Subculture, a cultural group within a larger or predominant culture but distinguished from it by factors such as class, ethnic background, religion, or residence, unified by shared beliefs or interests which may be at variance with those of the larger culture. A group within a culture, distinguished from it by features of custom, conduct, etc.
Counterculture, a culture having values or lifestyles that are in opposition to those of the current accepted culture. A movement that actively rejects the values of the prevailing culture in favour of other ones.
The definitions above come from two dictionaries. In each case the first definition is from the Canadian Oxford Dictionary and the second from the Nelson Gage Canadian Dictionary. In simple terms, what these definitions are telling us is that people within a subculture are marching the the drums of the zeitgeist, heading in the same direction, but wearing a different uniform. People who belong to a counterculture are marching to the sound of a different drummer and heading in a different direction.
Which definition best describes evangelical Christianity today? Zeitgeist is a German word that has entered common usage in English. The Nelson Gage dictionary defines it simply as the pattern of thought or feeling characteristic of a particular period of time.
Here are some characteristics of the zeitgeist, which will also be characteristic of a subculture, but not a counterculture; followed by Bible passages that indicate what the Christian attitude should be:
Consumerism, a lifestyle in which buying and consuming goods is the prime interest. “And he said unto them, Take heed, and beware of covetousness: for a man’s life consisteth not in the abundance of the things which he possesseth” (Luke 12:15).
Materialism, a tendency to care more for material possessions than spiritual needs. “But seek ye first the kingdom of God, and his righteousness; and all these things shall be added unto you” (Matthew 6:33).
Self-esteem, a good opinion of oneself. “Let nothing be done through strife or vainglory; but in lowliness of mind let each esteem other better than themselves” (Philippians 2:3).
Egocentric, seeing everything in relation to oneself. “Blessed are ye, when men shall revile you, and persecute you, and shall say all manner of evil against you falsely, for my sake” (Matthew 5:11).

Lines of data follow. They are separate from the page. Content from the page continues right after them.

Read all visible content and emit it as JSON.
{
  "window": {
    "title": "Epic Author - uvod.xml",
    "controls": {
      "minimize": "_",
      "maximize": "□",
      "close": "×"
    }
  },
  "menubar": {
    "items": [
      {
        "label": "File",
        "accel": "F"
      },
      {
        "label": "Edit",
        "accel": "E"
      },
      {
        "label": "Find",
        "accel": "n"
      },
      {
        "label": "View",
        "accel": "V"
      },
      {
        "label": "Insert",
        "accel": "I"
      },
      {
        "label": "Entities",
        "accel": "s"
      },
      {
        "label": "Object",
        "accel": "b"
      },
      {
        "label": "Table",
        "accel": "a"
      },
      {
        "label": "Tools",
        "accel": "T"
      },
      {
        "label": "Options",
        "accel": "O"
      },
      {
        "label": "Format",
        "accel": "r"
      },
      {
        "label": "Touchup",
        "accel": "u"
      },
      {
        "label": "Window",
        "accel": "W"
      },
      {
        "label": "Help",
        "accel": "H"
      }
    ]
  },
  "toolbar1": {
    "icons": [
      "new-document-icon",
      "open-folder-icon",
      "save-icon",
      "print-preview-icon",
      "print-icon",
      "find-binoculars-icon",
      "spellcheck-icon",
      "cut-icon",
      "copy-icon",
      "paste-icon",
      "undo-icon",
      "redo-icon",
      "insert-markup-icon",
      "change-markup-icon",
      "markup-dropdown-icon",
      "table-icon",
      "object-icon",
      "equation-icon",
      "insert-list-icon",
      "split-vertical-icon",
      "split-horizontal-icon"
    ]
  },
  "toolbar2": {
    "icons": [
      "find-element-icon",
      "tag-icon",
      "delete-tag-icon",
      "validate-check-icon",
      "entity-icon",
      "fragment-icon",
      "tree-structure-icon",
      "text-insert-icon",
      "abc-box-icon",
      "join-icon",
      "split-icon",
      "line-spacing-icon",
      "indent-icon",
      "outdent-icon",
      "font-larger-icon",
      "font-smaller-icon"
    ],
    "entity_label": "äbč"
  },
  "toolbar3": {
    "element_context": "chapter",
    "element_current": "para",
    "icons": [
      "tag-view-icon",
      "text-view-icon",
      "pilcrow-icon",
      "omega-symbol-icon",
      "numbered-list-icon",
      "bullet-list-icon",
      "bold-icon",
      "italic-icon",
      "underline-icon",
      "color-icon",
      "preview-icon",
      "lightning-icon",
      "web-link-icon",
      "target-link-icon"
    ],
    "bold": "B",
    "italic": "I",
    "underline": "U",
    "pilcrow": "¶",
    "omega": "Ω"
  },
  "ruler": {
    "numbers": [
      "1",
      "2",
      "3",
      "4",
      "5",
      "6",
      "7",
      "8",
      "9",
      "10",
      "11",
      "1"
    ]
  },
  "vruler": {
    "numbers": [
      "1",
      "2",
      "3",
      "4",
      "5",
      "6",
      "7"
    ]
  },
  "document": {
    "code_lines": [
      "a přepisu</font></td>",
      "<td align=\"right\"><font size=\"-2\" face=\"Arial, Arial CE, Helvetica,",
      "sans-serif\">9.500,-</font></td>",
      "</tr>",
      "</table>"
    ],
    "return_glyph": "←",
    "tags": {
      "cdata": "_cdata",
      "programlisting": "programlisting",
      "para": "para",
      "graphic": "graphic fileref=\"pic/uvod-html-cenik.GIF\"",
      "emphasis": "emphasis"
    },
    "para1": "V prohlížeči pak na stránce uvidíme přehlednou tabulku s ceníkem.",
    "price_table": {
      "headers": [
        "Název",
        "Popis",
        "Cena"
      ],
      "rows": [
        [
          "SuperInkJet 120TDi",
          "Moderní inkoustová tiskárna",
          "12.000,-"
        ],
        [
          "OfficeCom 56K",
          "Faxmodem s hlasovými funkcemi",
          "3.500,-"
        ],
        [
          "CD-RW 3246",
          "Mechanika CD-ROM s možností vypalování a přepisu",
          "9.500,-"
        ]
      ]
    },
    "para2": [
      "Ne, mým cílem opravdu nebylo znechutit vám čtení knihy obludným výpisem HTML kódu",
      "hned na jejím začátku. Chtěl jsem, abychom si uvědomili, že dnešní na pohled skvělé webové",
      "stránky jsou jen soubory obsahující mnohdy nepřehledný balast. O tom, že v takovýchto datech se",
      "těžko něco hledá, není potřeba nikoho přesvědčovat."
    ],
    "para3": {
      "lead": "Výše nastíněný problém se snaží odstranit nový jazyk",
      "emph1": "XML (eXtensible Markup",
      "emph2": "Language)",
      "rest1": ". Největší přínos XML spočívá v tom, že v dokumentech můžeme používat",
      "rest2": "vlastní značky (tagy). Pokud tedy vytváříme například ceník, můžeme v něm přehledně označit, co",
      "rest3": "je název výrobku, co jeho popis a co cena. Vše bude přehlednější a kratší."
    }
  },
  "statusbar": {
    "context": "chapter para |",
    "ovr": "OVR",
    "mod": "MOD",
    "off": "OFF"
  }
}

Individualism, emphasizing the importance of individuals as opposed to that of a group. “Two are better than one; because they have a good reward for their labour. For if they fall, the one will lift up his fellow: but woe to him that is alone when he falleth; for he hath not another to help him up” (Ecclesiastes 4:9-10). “Behold, how good and how pleasant it is for brethren to dwell together in unity!” (Psalm 133:1).
Pietism, an emphasis on a personal relationship with God independent of a relationship with fellow believers. “No man hath seen God at any time. If we love one another, God dwelleth in us, and his love is perfected in us. . . . If a man say, I love God, and hateth his brother, he is a liar: for he that loveth not his brother whom he hath seen, how can he love God whom he hath not seen? (1 John 4:12, 20). “ I therefore, the prisoner of the Lord, beseech you that ye walk worthy of the vocation wherewith ye are called, with all lowliness and meekness, with longsuffering, forbearing one another in love; endeavouring to keep the unity of the Spirit in the bond of peace” (Ephesians 4:1-3).